On the surface.
Dig a little deeper, however. Examine beneath the cracks. You will still see the glittering 34-12 record, the looming top seed that goes with it and the prospect of the first NBA title in the Kevin Durant era.
Tuesday’s 97-90 loss to the Utah Jazz at EnergySolutions Arena may have exposed a flaw that could become fatal if left to fester.
The Thunder have slowly but surely become very vulnerable to physical teams with the size and the depth to score and defend in the paint. As fate would have it, the Utah Jazz are one of those teams. For the entire game Tuesday night, the Jazz picked at that flaw like a scab, taking turns pounding the ball inside to Al Jefferson and Paul Millsap, drawing fouls on Kendrick Perkins, and closing up the middle on Durant.

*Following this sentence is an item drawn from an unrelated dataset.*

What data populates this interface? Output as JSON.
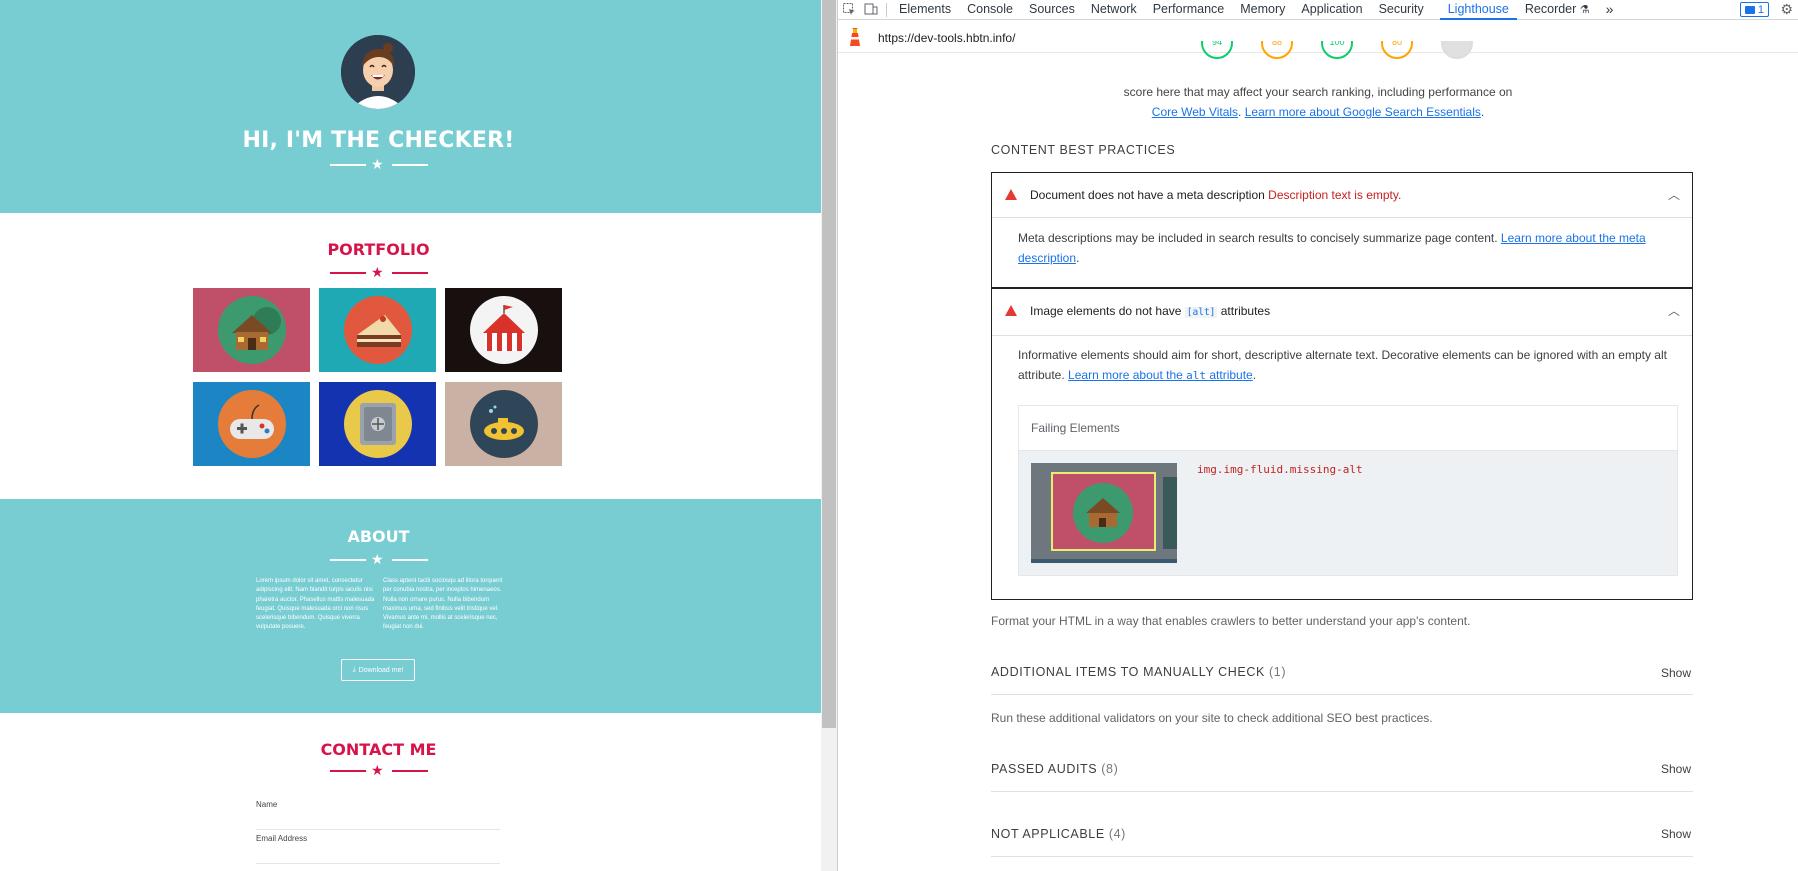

It was an all-around performance that bothered the Thunder. Perkins was seen talking to himself angrily during the loss. James Harden left the locker room in 10 minutes, headphones on, without so much as a word to the media.
“I thought the Jazz did a great job of playing physical basketball,” Thunder coach Scott Brooks said. “We knew going into this game that they were a physical team and that we had to match that. I thought they did a good job of winning that part of the game.”
The blueprint for playing with Oklahoma City is out: Score a bunch of paint points, don’t let the Thunder score a bunch of points on offensive rebounds, and try to force either Durant or Russell Westbrook to have a tough shooting night.
The latter is obviously easier said than accomplished. The Jazz, however, did all of that and more Tuesday night.
Durant went 6 of 22 from the field, as C.J. Miles and then Gordon Hayward used their length to disrupt his shooting. Westbrook and Harden played well, but the Thunder received just 19 total points from their other three starters.
“Man, I just couldn’t make a shot, especially in the fourth quarter,” Durant said. “I put that on myself. I had a few good looks. Maybe I should’ve pulled up. When you get to the rim, you get charges … it messes with you a little bit. It messed with me tonight, but I still have to be aggressive. I can’t make any excuses. Hopefully, I’ll bounce back tomorrow night and make a few.”
With Utah outscoring OKC 50-20 in the paint, and Paul Millsap taking over down the stretch, the Thunder felt like they let one slip away against the Jazz.
With Derrick Favors and Enes Kanter coming off the bench, OKC’s big men looked worn down by the fourth quarter.
That physical thing? OKC may need to figure it out against Utah. The way things are going, the Jazz may be the first-round matchup for the Thunder.